Early stand establishment pays good dividends

corn seedling.jpg

April 16, 2019

The seedling stage is the most critical phase in the life of a corn plant. Corn seedlings need 110-120 growing degrees to emerge out of the ground. The seedlings emerge when coleoptile, the spear-like leaf, pierces through the ground. First and second leaves develop six to seven days after the seedlings emerge. The first roots start to supply water and nutrients to the young seedlings. Roots are very small; banded fertilizer close to the roots at this stage should be very helpful in stimulating early growth.

About two weeks after emergence, third leaf starts to develop. Seedling roots stop at this stage and the secondary roots known as “nodal roots” start growing. These become the permanent root system of the plant. Make sure that weeds are in control at this stage; even small weeds can affect yield by light reflectance from their chlorophyll. The growing point stays below ground for three to four weeks and is protected from frost or insects on the surface. Cultivating too close to the plants after this stage may cause root damage; hail storm or freeze at this stage may hurt the leaves but the growing point is not damaged since it is still below the ground. Avoid thinking about replanting at this stage— the nodal roots are growing fast and start taking over the responsibility of gathering water and nutrients for the whole plant. Root hairs also start growing at this stage.

Four nodes develop below the ground. The first node above the ground is generally the fifth node. Even at this early stage of growth, leaf and ear shoots start to develop.
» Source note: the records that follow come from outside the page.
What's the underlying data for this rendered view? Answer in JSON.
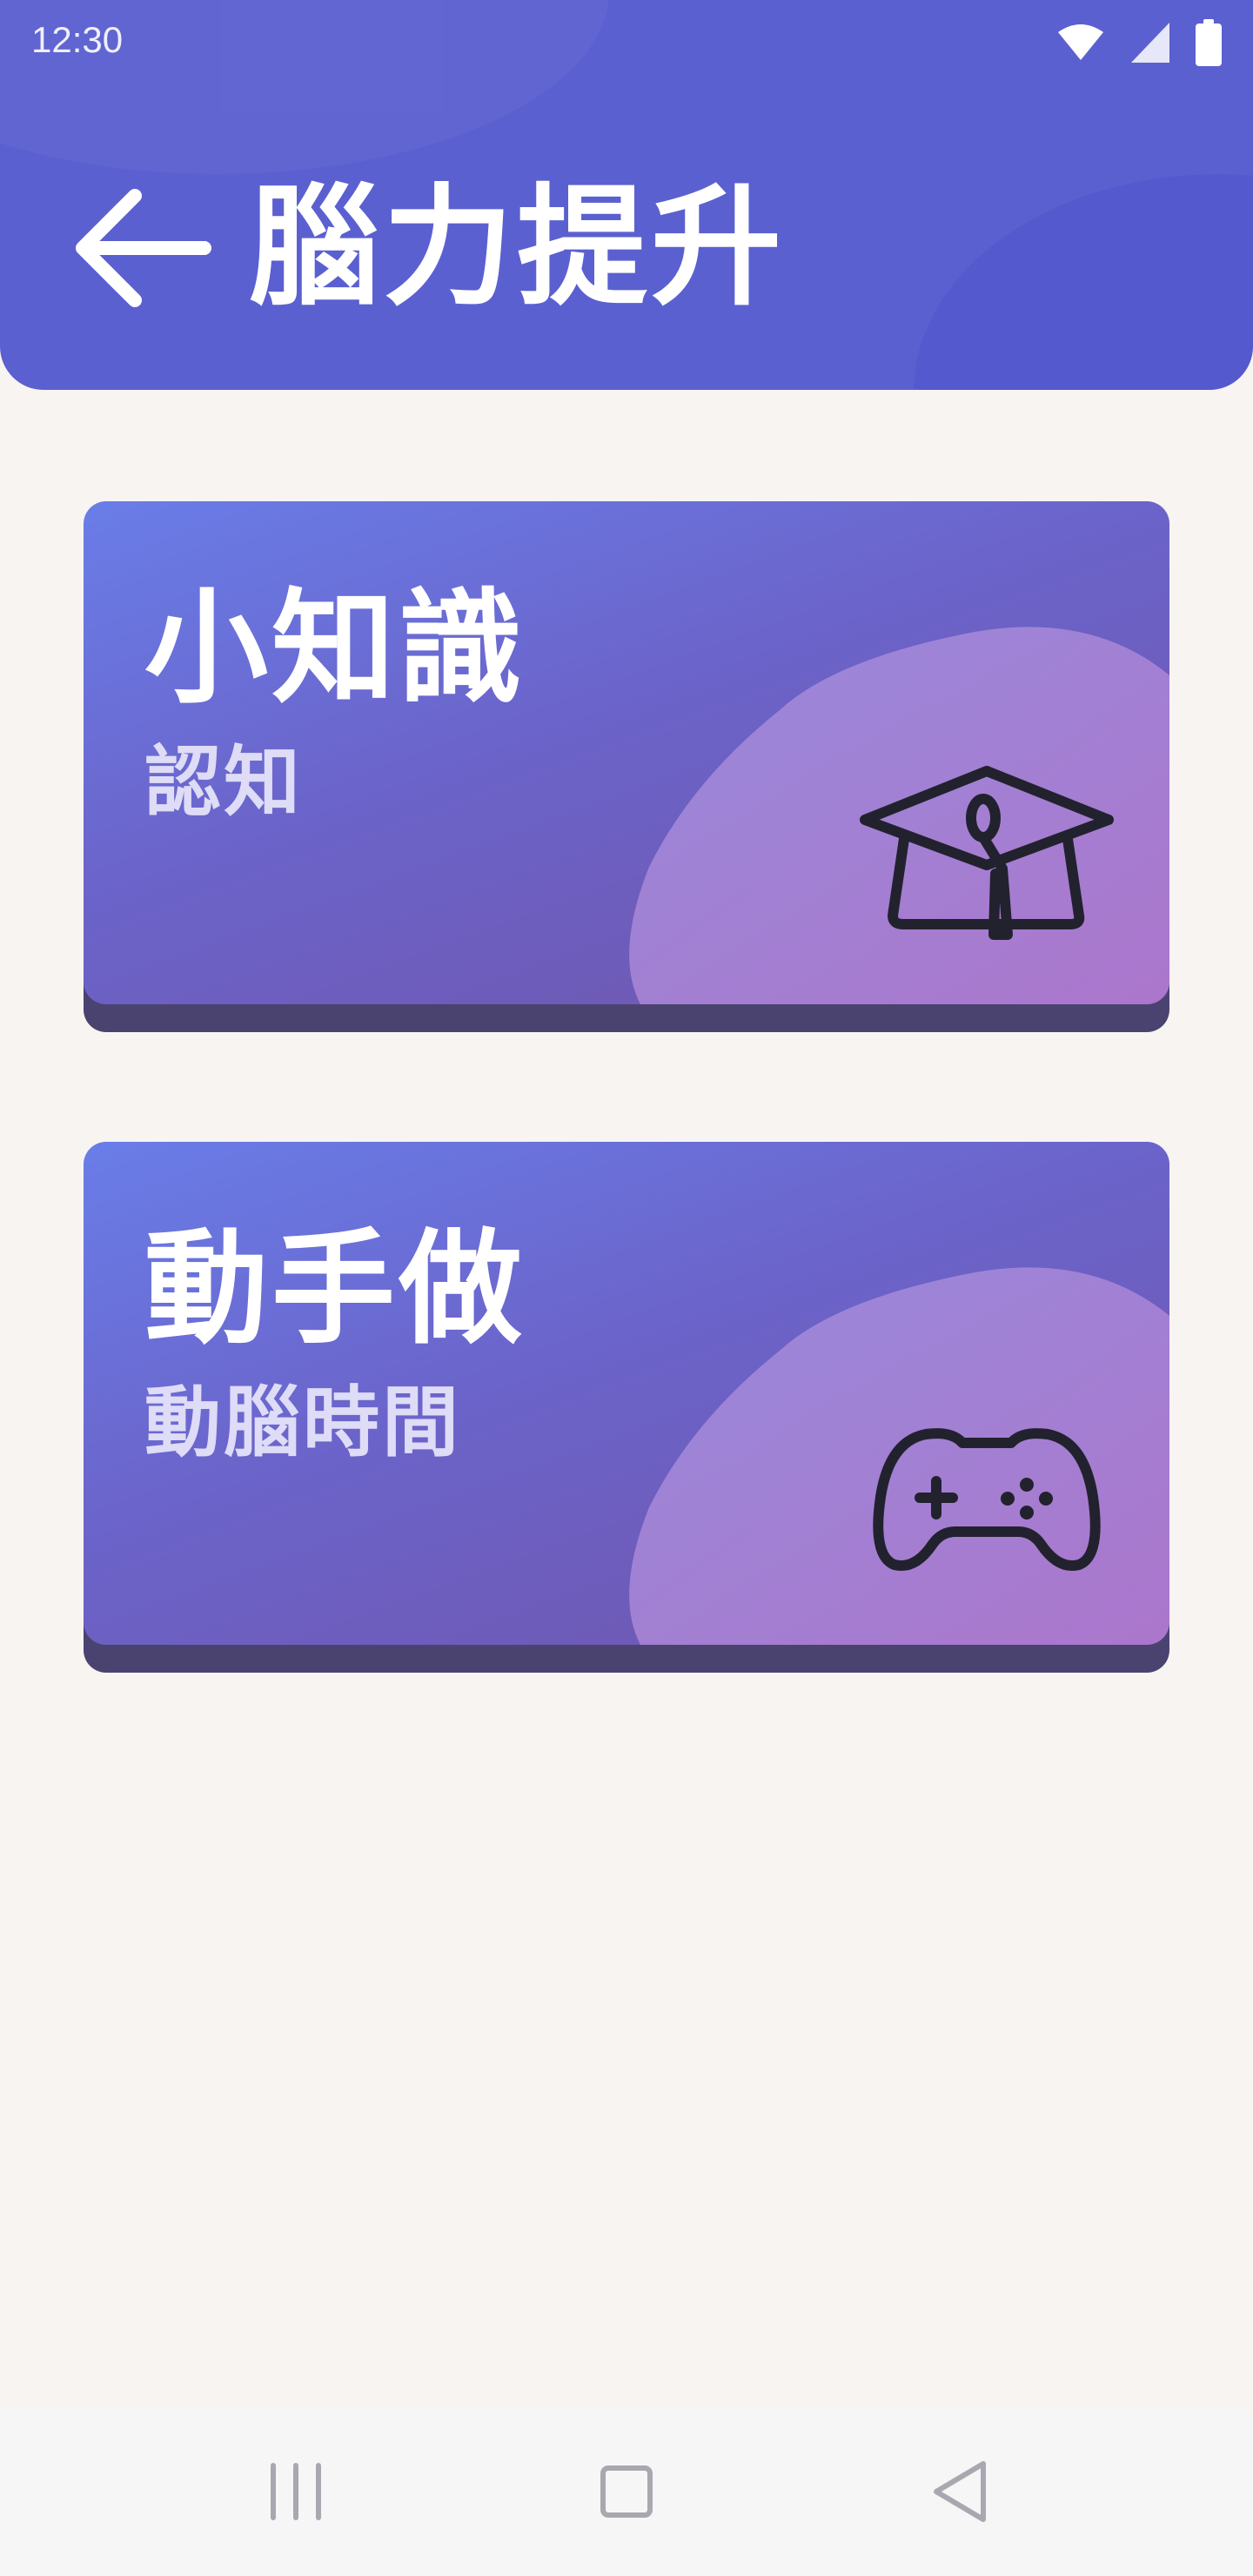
{
  "status_bar": {
    "time": "12:30",
    "icons": [
      "wifi-icon",
      "signal-icon",
      "battery-icon"
    ]
  },
  "header": {
    "title": "腦力提升",
    "back_icon": "arrow-left-icon",
    "color": "#5b60d0"
  },
  "cards": [
    {
      "title": "小知識",
      "subtitle": "認知",
      "icon": "graduation-cap-icon"
    },
    {
      "title": "動手做",
      "subtitle": "動腦時間",
      "icon": "gamepad-icon"
    }
  ],
  "nav_bar": {
    "icons": [
      "recents-icon",
      "home-icon",
      "back-triangle-icon"
    ]
  },
  "colors": {
    "background": "#f8f4f1",
    "card_gradient_start": "#6a7de8",
    "card_gradient_end": "#7155ab",
    "card_blob": "#a57fd6",
    "card_shadow": "#4a4370",
    "subtitle": "#dedcf6"
  }
}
At seedling emergence, young plants face many hurdles such as nutrient deficiencies, seedling diseases like Pythium and Stewart’s bacterial blight, slugs and insects like black cutworms. Corn rootworm beetles larvae attack the roots during June and early July and the adult beetles clip the silks and may interfere in the pollination process during July and early August. Farmers should particularly watch for these bugs if using GMO corn where the trait has failed or non-GMO corn without insecticide. Also watch out for slimy little slugs which appear harmless but can cause considerable damage, especially in low-lying areas.
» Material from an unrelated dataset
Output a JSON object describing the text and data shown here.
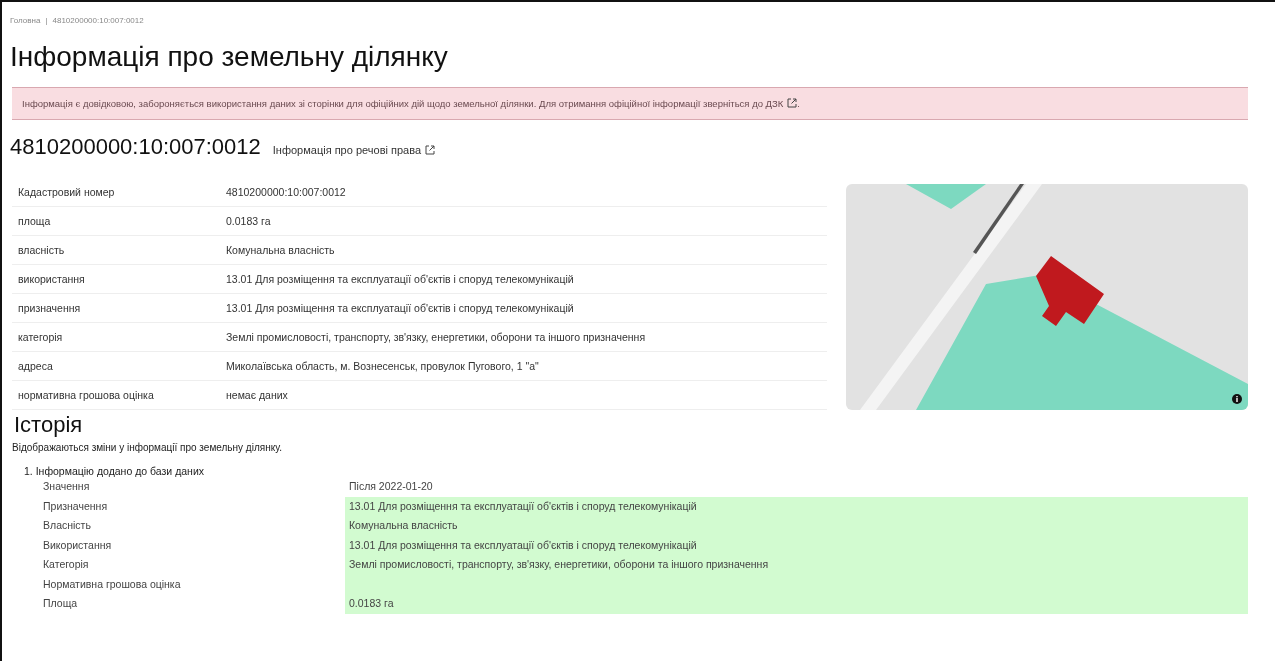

Be sure to side-dress with nitrogen before the plants are too tall, if there is a desire to apply additional nitrogen. Be sure to check for deficiency of nutrients like phosphorus, sulfur, zinc and magnesium. Early stand establishment is essential for high yields!

For more information, contact Dave Nanda, SGD director of genetics, at dnanda@seedgeneticsdirect.com.

Connie Jeffries